** Opening Data to process block **
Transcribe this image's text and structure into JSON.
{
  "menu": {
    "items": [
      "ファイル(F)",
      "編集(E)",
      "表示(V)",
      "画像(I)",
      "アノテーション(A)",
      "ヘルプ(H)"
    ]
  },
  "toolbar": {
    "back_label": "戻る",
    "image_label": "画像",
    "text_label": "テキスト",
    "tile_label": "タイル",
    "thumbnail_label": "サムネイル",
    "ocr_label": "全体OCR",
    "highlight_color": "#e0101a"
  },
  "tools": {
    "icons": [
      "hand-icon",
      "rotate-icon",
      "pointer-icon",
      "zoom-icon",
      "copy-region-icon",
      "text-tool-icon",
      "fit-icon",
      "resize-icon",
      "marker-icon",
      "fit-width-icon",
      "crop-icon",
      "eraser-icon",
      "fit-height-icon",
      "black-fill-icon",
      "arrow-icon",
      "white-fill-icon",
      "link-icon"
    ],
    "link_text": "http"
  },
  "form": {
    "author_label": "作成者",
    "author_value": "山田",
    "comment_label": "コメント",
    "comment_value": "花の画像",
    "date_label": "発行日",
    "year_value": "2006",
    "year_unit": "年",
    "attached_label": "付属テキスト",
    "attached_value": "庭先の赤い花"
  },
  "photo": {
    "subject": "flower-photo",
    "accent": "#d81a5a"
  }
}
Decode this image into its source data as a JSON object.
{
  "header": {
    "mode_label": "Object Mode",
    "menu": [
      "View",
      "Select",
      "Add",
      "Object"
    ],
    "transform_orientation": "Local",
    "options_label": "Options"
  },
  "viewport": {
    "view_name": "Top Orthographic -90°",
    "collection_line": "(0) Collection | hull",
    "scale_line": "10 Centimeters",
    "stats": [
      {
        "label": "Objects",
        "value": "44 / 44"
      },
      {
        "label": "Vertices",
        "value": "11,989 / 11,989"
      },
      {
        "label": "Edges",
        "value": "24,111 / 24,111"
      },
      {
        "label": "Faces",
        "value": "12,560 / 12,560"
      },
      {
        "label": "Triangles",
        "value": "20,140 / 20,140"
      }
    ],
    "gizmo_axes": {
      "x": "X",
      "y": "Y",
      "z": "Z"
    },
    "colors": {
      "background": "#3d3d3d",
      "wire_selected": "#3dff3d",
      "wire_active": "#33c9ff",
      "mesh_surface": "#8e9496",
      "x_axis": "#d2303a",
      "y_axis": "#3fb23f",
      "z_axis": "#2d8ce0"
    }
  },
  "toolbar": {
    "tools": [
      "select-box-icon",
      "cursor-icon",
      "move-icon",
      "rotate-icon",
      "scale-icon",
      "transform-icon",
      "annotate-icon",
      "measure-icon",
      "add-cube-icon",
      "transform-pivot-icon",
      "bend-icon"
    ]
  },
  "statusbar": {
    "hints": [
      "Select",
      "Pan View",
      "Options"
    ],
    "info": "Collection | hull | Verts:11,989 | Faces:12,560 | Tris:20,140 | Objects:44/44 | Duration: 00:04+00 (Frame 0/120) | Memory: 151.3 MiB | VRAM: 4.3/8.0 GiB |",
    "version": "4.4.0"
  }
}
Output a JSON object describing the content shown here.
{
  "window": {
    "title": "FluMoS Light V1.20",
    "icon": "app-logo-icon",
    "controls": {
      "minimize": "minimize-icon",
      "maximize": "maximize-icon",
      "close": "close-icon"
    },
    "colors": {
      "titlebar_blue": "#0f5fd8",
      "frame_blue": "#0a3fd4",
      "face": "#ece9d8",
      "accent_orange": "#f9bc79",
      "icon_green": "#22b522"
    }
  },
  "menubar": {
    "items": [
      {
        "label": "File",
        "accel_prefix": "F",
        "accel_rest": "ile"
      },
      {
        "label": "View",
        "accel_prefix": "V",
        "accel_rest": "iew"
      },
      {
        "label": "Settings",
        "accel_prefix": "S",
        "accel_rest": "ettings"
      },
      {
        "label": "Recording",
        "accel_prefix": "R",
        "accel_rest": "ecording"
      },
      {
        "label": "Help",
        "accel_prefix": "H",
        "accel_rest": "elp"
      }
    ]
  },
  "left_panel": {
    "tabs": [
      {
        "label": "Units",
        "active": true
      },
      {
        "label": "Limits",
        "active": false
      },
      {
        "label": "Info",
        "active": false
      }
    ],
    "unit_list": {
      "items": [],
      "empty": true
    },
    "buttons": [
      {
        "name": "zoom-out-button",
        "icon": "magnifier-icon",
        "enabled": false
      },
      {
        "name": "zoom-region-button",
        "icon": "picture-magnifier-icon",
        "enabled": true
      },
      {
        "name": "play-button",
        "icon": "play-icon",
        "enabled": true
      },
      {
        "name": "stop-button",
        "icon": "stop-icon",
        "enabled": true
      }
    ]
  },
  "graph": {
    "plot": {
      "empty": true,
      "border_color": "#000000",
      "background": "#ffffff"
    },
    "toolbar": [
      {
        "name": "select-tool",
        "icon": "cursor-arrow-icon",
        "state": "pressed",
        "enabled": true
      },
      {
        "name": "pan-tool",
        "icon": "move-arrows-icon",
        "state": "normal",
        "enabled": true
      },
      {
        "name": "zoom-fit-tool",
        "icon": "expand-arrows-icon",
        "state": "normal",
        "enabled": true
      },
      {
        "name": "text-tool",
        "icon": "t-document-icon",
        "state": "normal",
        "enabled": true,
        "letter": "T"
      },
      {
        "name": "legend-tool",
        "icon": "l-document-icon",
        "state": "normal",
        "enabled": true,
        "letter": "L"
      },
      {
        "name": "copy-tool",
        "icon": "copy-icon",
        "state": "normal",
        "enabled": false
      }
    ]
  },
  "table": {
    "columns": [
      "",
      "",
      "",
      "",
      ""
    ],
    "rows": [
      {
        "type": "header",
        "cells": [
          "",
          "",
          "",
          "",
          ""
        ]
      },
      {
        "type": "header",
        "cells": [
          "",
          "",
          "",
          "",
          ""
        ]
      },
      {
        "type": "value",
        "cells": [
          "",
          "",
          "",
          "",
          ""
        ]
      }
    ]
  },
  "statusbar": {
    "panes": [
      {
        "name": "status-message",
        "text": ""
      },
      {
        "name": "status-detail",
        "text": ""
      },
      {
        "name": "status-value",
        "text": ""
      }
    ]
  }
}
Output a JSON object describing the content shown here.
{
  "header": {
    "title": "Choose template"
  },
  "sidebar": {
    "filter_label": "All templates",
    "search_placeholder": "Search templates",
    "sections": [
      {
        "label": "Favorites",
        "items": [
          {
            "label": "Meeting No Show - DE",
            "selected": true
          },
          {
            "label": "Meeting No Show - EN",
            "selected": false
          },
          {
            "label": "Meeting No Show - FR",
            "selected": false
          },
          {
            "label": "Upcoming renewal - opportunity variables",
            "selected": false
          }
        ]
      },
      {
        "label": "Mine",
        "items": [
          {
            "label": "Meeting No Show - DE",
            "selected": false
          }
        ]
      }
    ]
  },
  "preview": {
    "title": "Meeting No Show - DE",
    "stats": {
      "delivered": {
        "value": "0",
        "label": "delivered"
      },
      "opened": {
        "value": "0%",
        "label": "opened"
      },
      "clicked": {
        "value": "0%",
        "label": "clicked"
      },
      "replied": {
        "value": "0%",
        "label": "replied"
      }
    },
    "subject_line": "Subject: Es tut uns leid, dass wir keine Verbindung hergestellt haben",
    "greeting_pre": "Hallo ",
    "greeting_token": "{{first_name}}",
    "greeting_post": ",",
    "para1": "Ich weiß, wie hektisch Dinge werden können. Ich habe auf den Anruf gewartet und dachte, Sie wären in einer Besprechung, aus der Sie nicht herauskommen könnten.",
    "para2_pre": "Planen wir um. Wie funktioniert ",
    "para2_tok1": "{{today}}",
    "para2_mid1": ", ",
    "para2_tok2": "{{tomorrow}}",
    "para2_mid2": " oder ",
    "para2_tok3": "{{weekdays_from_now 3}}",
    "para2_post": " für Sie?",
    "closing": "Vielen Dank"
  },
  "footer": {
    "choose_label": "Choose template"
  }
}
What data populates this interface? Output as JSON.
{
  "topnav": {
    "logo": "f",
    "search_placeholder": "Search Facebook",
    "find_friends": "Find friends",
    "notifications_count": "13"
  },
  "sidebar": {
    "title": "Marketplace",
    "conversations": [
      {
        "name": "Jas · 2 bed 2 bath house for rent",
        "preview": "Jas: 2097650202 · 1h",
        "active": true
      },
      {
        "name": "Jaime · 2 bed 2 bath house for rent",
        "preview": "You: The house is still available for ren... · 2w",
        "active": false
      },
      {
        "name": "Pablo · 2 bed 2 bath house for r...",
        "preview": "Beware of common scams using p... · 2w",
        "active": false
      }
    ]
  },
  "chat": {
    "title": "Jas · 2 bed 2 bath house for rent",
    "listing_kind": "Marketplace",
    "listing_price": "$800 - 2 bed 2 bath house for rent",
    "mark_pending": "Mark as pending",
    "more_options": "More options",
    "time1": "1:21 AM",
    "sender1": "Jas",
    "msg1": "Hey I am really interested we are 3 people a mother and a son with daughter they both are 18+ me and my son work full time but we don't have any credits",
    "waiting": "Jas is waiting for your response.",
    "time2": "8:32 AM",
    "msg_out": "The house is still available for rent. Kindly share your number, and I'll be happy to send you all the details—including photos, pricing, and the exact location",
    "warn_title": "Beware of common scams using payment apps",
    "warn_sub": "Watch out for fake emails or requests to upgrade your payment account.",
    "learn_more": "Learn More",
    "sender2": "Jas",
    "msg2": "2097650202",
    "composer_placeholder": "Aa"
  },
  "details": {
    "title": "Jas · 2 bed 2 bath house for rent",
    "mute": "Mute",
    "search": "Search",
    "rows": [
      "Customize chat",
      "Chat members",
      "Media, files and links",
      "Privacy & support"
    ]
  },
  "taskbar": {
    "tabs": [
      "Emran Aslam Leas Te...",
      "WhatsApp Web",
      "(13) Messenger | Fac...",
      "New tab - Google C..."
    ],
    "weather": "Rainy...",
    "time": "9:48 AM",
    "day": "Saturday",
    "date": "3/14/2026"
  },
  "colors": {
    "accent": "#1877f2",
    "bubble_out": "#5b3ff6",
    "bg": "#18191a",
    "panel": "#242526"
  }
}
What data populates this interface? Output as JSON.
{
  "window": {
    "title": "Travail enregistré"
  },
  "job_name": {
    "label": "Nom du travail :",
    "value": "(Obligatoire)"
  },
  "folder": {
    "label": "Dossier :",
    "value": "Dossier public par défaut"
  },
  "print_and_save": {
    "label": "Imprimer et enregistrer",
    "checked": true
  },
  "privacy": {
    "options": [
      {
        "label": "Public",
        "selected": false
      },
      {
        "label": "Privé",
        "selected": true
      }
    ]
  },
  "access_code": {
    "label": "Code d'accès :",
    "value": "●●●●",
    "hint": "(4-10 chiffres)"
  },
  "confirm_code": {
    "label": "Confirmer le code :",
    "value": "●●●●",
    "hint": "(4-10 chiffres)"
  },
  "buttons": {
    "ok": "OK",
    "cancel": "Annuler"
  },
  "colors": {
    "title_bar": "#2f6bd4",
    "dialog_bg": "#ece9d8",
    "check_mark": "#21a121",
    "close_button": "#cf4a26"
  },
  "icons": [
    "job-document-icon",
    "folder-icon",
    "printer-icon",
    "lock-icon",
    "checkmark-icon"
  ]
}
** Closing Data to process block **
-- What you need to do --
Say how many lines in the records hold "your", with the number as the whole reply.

-- Response below --
3